Warmi Muyo was created in 2015 by the artists Manaii Kowi and Gabriela Remache, both from the Kichwa people Otavalo, and Tirsa Chindoy, from the Inga people of Colombia. They came together with the objective of strengthening the presence of indigenous women in art. His first project was to present a collective and community exhibition in Peguche.
The show and the parallel events were self-managed and counted on the support of otavaleñas brands such as Zhafra, of women’s clothing. They held an art workshop for children and the results were placed in the exhibition, which also included works by Kowi, Remache and Chindoy.

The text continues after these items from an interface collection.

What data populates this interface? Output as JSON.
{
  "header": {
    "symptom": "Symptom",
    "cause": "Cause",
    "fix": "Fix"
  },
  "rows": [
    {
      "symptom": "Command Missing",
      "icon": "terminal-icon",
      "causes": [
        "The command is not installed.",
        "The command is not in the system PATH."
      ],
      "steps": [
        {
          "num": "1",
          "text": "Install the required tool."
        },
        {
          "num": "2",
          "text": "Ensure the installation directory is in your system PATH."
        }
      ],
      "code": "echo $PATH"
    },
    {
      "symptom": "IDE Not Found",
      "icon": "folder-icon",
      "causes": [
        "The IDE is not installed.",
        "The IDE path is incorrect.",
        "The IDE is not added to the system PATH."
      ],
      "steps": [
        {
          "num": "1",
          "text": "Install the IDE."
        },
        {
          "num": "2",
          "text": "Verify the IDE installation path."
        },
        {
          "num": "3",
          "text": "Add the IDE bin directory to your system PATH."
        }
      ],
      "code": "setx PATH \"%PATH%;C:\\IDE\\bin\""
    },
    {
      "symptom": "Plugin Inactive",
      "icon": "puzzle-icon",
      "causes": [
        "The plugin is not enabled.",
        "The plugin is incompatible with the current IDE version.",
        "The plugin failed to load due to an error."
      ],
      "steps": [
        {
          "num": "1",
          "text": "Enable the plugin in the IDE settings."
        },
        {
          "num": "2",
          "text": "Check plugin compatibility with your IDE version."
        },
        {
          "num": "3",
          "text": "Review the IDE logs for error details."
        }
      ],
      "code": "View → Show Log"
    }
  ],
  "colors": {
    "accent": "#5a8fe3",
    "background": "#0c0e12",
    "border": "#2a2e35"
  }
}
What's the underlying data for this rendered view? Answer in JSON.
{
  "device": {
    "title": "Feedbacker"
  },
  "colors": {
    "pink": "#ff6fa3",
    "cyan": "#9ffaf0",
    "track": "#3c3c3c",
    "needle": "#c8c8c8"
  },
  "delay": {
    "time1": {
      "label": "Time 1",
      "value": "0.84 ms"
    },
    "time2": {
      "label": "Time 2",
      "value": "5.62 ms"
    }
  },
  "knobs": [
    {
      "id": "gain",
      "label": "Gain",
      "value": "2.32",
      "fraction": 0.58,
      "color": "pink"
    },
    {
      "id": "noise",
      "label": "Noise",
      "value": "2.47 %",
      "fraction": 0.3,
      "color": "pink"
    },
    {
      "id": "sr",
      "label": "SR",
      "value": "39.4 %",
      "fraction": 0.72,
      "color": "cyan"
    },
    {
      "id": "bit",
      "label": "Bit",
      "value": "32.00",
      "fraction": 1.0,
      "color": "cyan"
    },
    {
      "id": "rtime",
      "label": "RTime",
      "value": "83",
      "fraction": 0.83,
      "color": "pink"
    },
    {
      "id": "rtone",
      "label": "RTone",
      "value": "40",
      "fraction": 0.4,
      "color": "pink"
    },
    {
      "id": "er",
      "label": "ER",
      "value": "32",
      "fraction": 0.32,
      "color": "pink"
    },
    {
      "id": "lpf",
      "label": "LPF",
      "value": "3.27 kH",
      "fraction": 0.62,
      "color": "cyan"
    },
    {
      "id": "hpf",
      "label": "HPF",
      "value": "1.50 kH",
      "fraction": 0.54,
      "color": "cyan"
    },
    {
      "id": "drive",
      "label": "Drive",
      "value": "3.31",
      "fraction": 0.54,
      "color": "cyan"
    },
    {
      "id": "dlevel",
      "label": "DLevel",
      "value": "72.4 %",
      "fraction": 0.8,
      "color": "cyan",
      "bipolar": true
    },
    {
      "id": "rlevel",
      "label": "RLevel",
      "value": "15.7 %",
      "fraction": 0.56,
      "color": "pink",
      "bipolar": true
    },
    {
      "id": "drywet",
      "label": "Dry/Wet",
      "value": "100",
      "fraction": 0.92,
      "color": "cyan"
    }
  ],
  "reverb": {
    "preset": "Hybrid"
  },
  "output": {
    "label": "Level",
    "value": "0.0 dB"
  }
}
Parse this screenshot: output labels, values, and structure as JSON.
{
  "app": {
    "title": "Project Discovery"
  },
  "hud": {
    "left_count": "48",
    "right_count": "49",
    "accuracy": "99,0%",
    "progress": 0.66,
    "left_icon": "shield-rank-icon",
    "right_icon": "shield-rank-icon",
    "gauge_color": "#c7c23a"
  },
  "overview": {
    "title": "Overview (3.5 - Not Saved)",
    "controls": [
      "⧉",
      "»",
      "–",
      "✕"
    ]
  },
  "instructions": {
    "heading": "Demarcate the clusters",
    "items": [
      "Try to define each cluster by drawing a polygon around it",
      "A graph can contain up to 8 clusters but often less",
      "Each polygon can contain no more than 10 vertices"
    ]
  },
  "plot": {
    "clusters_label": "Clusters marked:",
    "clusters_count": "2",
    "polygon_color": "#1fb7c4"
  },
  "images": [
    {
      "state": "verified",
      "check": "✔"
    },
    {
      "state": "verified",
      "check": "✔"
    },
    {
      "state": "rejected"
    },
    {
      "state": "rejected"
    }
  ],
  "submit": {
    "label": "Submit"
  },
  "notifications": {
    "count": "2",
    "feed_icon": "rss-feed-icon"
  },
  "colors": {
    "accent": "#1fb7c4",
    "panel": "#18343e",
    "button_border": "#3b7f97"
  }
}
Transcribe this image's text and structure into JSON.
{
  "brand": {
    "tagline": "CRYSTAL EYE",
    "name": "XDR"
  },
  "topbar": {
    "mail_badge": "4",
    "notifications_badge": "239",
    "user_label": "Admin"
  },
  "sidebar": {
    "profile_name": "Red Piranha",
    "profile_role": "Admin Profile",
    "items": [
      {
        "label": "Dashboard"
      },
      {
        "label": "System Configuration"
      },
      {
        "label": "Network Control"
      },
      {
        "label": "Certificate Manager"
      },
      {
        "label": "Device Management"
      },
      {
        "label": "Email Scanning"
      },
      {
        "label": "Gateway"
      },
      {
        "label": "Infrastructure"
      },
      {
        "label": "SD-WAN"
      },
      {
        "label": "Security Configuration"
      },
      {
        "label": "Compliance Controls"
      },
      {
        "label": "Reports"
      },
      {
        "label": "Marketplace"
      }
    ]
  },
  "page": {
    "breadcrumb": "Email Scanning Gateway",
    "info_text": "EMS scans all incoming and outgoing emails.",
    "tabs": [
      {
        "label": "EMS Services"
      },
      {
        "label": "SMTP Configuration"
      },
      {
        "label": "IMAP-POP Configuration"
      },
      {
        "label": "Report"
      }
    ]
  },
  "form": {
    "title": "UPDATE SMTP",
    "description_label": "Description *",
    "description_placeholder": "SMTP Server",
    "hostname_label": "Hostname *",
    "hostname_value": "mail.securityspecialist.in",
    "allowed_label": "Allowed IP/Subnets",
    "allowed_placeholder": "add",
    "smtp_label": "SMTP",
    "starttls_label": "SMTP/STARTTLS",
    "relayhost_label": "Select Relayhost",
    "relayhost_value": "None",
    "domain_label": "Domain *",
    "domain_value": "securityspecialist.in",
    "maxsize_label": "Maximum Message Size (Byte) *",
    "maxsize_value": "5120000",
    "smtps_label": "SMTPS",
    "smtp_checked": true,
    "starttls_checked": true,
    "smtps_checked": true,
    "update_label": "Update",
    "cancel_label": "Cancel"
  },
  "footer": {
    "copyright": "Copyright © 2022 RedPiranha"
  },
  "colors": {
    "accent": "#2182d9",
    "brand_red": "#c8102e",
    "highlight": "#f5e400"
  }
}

In addition, community practices were also present: there was a pambamesa, where they shared food with the attendees.
Kowi believes that this and other samples that came later would not have been possible had they not been together. Chindoy returned to Colombia after finishing her postgraduate studies in Quito, but the other members are still connected with the Colombian artist. Now there are four women who work and meet every week in spaces such as the Faculty of Arts of the Central University.
Kowi and Remache were joined by Milena Cabrera, of Achuar descent, and Angelica Alomoto, by Quijos, Napo. Kowi is dedicated to painting and illustration; Rivet works in installations and ceramics; Cabrera makes ceramics, sculpture and installation; Alomoto is a ceramist and is also a professor at the Central University of Ecuador.
One of the questions raised is that, from the academy, the pre-Columbian art and native peoples is seen as naive and is minimized. So, the path they chose, according to Alomoto, is based on the agendas of the peoples and nationalities. “We do not want to create a hierarchy about Western knowledge, but to think about the need for knowledge that interpellates those forms of knowledge in our diverse context,” says the teacher.
Remache says that it holds together the importance of making visible the ancestral voice of those who are part of their peoples. “What connects us is talking from our memory, from our experiences, from what implies belonging to a people or nationality,” says Cabrera. The form they have found for explorations and expressions as a collective is linked to doing with their hands, one of the maxims of the indigenous world of the Ecuadorian territory.
Ceramics, weaving, painting, sculpture, among other practices, become tools to construct concepts from the elementary. Now, the collective Warmi Muyo (female seed, in Kichwa) is working on their first joint work, which will be completed by mid-October. It is an installation made with ceramics, in which a ponde represents the concentration of knowledge and four vessels (symbolizing fire, air, earth and water) are the sources of knowledge. (I)